In 1982, Fred and Marian Pfister Anschutz created the Anschutz Family Foundation as a result of many years of successful gas and oil, real estate and ranching ventures.
Fred B. Anschutz’s (1909-1993) career was characterized by uncanny and intuitive foresight and by a willingness to enter into ventures others considered too risky. His first business success came from striking a rich oil field in his home state of Kansas. Earnings from an oil exploration business that eventually spanned Kansas, Colorado, Utah and Wyoming were parlayed into ranches and livestock operations across the West. The family and their business headquarters moved from Wichita, Kan., to Denver in the 1960s. Fred and his wife, Marian Pfister Anschutz (1910-1986), ingrained traditional American values of hard work, community involvement and love of the land in their children and grandchildren.
Sue Anschutz-Rodgers has continued her parents’ legacy through her own business and ranching ventures and commitment to philanthropy. Over the course of the Foundation’s 36-year history, its assets have grown from the original $4.5 million endowment to $58 million through investments and additional family contributions. Sue served as the Foundation’s first president and executive director and currently serves as its chair and president. Four of the founders’ six grandchildren and two great grandchildren serve as trustees of the Foundation, while granddaughter Susan Rodgers Drumm served as program officer from 1994-2001.

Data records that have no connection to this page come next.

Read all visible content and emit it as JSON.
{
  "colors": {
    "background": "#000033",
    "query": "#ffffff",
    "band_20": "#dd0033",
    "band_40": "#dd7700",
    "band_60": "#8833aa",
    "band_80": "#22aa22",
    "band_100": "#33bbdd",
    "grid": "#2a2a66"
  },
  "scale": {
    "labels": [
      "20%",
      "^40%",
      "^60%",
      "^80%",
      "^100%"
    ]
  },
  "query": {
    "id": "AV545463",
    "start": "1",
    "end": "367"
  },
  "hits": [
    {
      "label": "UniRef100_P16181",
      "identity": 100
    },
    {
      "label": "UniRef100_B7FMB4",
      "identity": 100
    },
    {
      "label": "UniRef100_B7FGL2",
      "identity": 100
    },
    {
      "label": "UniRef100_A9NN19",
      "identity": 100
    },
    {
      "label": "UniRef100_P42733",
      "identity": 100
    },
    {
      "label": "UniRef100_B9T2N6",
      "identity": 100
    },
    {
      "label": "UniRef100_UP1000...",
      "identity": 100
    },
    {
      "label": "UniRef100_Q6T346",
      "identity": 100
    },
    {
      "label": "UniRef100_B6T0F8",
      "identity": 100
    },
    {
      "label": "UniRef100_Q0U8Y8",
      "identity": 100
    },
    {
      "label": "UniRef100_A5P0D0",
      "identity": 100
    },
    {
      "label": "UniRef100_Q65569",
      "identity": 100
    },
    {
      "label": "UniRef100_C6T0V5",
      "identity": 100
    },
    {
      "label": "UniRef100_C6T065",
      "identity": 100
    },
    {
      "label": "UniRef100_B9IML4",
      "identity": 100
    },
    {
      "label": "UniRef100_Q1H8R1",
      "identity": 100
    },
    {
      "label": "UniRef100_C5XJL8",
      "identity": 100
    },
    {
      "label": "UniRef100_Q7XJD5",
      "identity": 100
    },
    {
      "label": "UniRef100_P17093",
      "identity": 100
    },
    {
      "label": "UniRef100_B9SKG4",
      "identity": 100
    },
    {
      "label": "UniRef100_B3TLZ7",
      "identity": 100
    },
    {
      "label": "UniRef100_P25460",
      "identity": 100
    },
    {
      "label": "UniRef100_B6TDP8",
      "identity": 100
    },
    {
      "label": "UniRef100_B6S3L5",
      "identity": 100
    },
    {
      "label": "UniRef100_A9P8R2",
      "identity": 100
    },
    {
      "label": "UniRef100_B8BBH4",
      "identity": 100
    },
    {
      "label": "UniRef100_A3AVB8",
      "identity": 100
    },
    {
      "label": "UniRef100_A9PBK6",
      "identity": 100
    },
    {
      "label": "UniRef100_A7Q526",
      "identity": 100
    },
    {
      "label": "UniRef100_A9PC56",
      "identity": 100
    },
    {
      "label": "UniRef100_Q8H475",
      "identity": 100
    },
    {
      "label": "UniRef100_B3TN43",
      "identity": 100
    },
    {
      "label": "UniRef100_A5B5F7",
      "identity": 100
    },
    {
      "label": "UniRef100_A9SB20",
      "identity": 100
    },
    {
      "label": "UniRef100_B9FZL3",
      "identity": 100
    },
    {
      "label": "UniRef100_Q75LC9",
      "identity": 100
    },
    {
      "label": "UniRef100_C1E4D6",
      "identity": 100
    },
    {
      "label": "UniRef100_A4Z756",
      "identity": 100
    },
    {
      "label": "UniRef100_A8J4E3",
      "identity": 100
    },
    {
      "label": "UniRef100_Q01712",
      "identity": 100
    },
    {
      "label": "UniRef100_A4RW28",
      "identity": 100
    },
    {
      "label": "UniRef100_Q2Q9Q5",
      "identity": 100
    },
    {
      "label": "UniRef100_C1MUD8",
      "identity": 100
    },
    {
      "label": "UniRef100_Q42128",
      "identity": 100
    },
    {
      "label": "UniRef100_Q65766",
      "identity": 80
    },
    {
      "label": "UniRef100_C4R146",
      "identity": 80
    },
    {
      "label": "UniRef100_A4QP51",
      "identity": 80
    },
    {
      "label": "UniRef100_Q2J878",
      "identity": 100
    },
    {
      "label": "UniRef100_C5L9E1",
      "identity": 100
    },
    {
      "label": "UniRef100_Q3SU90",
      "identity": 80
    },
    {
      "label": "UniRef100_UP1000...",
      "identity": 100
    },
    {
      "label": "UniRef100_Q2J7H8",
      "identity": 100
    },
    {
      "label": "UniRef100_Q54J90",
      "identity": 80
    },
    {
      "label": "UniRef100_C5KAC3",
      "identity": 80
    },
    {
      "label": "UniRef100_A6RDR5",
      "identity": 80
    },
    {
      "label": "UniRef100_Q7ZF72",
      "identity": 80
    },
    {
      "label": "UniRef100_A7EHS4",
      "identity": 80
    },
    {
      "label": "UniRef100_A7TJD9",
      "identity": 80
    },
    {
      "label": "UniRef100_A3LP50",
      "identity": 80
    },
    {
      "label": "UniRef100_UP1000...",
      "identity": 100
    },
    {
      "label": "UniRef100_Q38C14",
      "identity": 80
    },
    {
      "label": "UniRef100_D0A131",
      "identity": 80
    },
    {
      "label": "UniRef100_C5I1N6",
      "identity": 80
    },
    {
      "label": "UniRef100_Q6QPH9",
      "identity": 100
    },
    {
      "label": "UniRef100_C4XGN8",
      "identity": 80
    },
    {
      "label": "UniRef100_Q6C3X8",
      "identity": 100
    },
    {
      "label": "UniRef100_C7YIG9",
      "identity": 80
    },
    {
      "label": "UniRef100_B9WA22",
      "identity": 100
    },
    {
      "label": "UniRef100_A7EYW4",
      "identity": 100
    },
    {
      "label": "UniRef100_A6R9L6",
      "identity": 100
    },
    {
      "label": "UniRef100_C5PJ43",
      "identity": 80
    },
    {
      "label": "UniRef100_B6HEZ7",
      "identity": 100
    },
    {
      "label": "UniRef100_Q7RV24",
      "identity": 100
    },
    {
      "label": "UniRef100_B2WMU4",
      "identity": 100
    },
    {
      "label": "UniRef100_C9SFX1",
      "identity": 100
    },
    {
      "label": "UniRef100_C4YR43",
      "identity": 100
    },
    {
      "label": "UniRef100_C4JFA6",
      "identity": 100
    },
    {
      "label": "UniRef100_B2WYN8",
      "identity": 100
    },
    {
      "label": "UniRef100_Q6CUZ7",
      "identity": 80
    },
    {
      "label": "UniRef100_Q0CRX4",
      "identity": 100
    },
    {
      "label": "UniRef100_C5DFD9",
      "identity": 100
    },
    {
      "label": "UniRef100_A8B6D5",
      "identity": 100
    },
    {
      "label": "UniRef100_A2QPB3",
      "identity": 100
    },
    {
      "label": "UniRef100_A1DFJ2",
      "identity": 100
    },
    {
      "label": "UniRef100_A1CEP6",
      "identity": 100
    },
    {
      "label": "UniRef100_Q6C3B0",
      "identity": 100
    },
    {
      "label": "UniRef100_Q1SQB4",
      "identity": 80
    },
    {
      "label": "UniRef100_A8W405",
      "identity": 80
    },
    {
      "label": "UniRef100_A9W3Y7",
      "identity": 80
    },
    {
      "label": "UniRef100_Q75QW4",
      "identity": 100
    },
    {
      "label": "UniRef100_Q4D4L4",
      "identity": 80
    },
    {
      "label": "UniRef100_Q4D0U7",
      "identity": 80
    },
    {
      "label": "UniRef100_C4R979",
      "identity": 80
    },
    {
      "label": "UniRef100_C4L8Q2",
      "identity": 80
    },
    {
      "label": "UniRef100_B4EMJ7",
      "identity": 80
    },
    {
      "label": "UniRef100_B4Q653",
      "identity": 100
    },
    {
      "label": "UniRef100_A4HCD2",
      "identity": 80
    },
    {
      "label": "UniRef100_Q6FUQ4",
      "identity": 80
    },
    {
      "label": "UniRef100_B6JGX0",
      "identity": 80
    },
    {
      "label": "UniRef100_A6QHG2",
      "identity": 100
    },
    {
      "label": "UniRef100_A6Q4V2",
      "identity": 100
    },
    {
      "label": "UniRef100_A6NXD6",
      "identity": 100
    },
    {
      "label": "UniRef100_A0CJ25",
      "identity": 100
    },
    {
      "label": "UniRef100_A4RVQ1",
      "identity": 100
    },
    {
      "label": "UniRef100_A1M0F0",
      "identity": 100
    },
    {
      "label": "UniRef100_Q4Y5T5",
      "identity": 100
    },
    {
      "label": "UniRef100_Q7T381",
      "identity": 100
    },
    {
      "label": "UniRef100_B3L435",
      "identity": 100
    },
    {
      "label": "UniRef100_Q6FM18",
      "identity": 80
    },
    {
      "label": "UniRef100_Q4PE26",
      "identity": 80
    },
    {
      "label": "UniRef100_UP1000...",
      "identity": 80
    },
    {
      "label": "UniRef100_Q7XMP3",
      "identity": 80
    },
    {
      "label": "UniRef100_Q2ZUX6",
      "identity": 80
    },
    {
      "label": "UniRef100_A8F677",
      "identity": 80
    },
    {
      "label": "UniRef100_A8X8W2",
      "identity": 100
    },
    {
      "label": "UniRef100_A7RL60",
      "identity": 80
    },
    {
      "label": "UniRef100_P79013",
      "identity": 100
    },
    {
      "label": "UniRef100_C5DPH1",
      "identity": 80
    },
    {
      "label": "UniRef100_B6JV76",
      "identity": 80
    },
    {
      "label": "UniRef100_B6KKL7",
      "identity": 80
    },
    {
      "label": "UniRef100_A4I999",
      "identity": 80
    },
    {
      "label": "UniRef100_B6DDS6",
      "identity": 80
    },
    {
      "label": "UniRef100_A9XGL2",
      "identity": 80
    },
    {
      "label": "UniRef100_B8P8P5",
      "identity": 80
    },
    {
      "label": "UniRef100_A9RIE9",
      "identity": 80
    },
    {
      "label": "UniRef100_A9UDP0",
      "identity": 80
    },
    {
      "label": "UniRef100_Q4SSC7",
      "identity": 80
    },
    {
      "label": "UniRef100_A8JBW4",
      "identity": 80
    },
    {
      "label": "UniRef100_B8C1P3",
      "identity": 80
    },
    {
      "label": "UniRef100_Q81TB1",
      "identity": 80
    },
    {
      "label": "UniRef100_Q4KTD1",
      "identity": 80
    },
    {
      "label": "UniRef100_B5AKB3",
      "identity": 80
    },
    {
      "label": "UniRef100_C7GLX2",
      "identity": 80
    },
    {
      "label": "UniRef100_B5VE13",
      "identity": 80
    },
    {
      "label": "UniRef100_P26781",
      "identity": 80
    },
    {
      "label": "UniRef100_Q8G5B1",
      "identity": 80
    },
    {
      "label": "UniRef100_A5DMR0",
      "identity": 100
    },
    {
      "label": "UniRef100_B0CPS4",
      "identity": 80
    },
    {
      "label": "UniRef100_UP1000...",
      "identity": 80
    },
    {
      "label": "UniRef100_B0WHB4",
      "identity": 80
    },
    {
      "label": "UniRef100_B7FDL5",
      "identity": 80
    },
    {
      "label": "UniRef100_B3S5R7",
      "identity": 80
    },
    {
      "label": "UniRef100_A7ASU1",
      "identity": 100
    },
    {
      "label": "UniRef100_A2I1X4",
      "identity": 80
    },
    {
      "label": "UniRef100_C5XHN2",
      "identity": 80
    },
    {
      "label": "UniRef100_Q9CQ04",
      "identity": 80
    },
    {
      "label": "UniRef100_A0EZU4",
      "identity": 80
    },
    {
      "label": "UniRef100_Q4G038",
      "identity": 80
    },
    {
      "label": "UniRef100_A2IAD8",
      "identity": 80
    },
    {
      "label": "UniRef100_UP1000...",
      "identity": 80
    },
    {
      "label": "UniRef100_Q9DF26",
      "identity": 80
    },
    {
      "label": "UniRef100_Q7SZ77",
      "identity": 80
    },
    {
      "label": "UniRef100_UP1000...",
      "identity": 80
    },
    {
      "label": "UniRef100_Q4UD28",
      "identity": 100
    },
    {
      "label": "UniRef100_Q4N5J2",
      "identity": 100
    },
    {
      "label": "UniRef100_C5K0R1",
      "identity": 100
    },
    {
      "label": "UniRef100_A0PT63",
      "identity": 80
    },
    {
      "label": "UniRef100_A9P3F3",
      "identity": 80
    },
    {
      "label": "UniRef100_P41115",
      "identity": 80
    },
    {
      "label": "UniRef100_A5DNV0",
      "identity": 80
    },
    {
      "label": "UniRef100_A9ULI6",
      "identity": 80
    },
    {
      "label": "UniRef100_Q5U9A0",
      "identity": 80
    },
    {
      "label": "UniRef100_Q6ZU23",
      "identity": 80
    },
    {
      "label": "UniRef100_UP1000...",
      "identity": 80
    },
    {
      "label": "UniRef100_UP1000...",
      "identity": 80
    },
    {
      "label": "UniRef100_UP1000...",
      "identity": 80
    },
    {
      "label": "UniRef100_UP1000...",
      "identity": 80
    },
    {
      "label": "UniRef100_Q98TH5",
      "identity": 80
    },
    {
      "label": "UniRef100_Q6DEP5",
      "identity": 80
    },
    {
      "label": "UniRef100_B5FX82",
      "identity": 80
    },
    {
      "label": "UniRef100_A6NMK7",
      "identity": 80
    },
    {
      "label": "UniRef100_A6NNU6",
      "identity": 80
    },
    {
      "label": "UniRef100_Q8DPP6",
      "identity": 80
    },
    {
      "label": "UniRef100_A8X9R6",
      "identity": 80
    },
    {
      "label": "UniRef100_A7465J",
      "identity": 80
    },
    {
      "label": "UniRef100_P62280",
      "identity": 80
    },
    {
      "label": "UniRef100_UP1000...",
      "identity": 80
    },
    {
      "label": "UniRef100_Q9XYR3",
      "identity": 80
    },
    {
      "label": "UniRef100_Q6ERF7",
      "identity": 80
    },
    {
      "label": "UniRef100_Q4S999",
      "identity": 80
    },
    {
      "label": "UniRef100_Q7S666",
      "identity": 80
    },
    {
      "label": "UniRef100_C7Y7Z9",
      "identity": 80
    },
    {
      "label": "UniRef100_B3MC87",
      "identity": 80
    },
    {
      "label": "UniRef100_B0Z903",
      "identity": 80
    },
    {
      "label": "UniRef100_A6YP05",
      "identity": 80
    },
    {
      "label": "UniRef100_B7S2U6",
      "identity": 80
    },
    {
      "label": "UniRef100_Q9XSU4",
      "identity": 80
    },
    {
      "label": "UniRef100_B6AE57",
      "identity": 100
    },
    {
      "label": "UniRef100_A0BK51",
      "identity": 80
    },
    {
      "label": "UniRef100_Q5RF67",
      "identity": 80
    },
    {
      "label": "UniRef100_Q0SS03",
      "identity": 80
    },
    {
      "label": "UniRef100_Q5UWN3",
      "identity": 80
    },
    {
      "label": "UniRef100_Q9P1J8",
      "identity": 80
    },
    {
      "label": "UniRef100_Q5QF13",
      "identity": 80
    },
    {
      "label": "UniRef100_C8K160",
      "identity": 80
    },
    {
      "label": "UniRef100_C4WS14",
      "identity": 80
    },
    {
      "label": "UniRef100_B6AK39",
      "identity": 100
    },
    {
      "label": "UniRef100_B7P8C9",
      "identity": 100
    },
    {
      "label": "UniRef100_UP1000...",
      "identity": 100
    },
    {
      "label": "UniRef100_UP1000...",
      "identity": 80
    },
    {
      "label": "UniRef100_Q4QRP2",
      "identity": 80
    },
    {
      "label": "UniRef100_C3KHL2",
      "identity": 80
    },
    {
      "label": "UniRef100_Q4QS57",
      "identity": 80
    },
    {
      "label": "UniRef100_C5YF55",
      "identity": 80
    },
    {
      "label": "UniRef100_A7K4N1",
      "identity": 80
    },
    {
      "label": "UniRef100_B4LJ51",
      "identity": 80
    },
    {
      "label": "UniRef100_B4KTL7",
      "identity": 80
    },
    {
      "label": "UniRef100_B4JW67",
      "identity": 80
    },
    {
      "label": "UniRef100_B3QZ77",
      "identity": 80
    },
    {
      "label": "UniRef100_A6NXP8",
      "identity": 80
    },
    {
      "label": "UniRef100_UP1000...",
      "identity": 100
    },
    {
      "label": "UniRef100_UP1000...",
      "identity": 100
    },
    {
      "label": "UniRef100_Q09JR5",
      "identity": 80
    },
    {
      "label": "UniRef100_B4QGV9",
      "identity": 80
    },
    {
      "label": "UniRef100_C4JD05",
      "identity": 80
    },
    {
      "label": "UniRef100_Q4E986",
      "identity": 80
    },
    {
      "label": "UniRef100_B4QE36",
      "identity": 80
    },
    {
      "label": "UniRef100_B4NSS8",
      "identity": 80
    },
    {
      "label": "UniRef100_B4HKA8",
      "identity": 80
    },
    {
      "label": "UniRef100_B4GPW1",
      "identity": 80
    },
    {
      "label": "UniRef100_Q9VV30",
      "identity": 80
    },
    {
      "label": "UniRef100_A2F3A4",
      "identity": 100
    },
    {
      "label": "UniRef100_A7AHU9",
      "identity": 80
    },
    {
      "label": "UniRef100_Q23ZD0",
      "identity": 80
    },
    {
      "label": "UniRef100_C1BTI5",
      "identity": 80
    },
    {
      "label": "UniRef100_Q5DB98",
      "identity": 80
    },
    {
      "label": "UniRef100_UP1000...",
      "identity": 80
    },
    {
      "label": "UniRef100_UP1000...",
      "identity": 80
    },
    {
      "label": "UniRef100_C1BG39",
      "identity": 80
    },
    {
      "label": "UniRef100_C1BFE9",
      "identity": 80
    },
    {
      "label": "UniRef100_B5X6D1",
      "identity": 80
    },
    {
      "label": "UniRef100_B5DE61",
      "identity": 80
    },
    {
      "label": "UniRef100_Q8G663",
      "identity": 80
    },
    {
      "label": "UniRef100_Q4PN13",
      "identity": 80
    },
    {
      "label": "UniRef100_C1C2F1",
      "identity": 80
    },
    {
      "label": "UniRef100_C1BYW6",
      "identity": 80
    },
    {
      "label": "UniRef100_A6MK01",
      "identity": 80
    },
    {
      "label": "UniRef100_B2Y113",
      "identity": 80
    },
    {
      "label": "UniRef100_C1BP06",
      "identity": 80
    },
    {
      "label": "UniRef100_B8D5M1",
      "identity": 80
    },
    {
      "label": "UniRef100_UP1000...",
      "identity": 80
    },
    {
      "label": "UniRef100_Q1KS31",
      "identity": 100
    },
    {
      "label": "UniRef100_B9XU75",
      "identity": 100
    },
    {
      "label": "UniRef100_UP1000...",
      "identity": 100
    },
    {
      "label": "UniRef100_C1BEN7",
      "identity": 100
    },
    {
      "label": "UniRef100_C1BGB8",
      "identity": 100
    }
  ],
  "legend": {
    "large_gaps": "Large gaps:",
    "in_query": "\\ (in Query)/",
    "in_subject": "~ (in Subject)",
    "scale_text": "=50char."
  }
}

As of December 2018, the Foundation had distributed 9,734 grants totaling $53,882,202 to nonprofit organizations since its inception. The Foundation’s focus on supporting organizations that meet human and community needs in Colorado has remained steady throughout its existence. In the early years, the Foundation funded fewer organizations with larger grants. Gradually, the philosophy shifted to providing smaller grants ($2,500-$10,000) to many organizations. The intent was to spread the Foundation’s resources into more areas and to encourage nonprofits to develop diversified funding streams. Although the primary activity of the Foundation is grantmaking, considerable energy has been and will continue to be directed toward efforts to build the capacity of Colorado’s nonprofit sector, to enhance grantmaking overall, and to work collaboratively with other funders.
In the early 1990s, the Foundation partnered with the Community Resource Center to orchestrate Colorado Rural Philanthropy Days (RPD) , a twice-yearly event that built on an initiative of the nonprofit community in Mesa County. Sue’s vision in launching this event, which is still going strong today, was to increase foundation support to rural areas of the state. The intent is for private and public funders, who are concentrated in the Front Range, to visit Colorado’s rural communities to gain a greater understanding of the issues and challenges faced in those communities and to facilitate introductions between metro-based funders and Colorado’s rural nonprofit leaders and local elected officials. RPD addresses two of the Foundation’s goals: to increase funding to nonprofit organizations in rural Colorado and to demystify the grantmaking process.
The Foundation plans to continue on its current path of embracing opportunities that enhance the nonprofit sector and focusing on organizations that strengthen families and communities and assist people to help themselves.